- _Work instruction_
The answer must be every line of the records below that contains the word "label".

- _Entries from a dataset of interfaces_
*** Block opens ***
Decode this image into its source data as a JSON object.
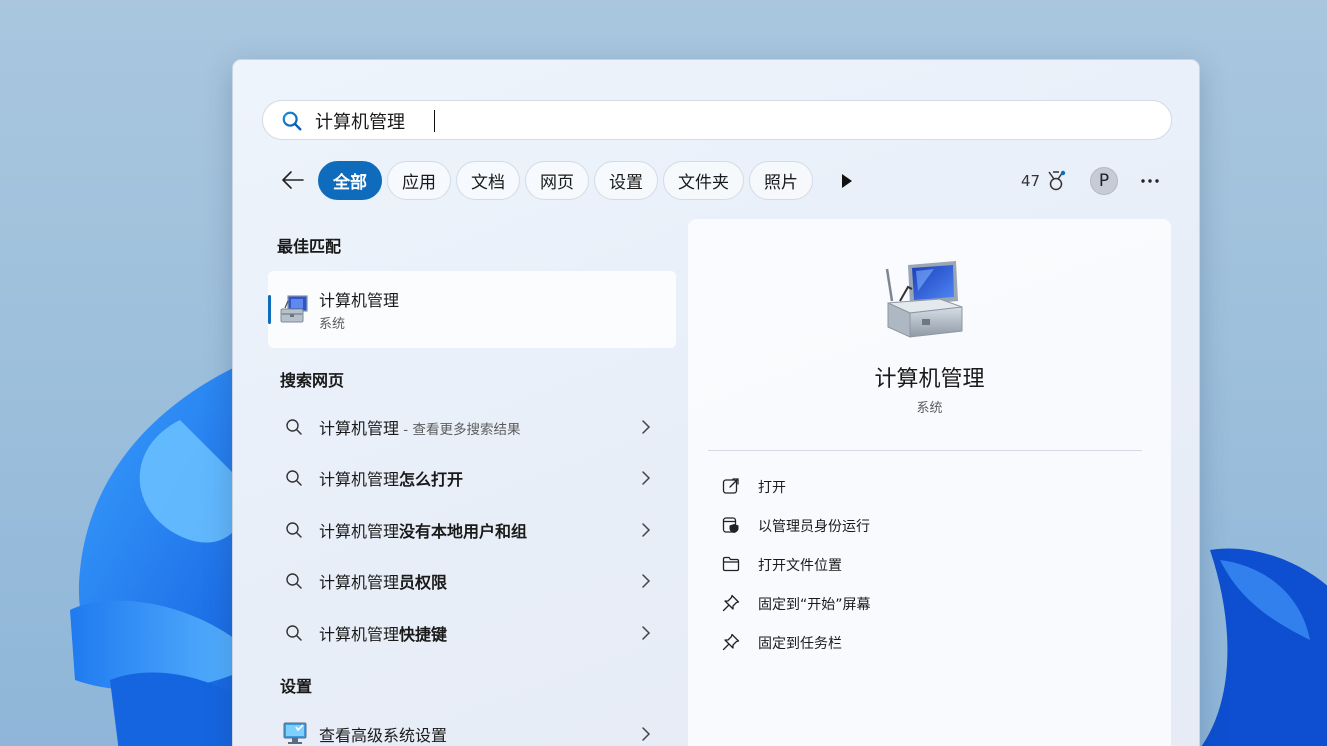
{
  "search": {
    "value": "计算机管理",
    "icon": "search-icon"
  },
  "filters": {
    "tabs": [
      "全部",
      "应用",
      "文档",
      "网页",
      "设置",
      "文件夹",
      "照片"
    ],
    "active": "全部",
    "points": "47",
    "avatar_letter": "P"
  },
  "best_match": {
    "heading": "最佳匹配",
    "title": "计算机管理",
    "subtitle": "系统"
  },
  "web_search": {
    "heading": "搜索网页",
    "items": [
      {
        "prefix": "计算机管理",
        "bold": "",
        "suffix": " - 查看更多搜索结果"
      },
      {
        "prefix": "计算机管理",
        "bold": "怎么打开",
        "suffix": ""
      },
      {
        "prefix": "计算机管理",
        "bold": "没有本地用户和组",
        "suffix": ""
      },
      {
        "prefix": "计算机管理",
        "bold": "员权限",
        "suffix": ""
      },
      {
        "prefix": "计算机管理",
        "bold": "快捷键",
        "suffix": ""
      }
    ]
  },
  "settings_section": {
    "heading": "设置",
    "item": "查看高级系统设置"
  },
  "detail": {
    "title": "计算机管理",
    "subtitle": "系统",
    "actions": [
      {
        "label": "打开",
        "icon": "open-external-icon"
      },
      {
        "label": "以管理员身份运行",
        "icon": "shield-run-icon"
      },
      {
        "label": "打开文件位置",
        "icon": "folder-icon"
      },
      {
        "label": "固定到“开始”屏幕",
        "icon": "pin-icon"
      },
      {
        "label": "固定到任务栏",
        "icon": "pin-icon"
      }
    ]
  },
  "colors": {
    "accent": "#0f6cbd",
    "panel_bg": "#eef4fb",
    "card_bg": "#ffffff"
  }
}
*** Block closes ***
- _Problem solution_
        "label": "打开",
        "label": "以管理员身份运行",
        "label": "打开文件位置",
        "label": "固定到“开始”屏幕",
        "label": "固定到任务栏",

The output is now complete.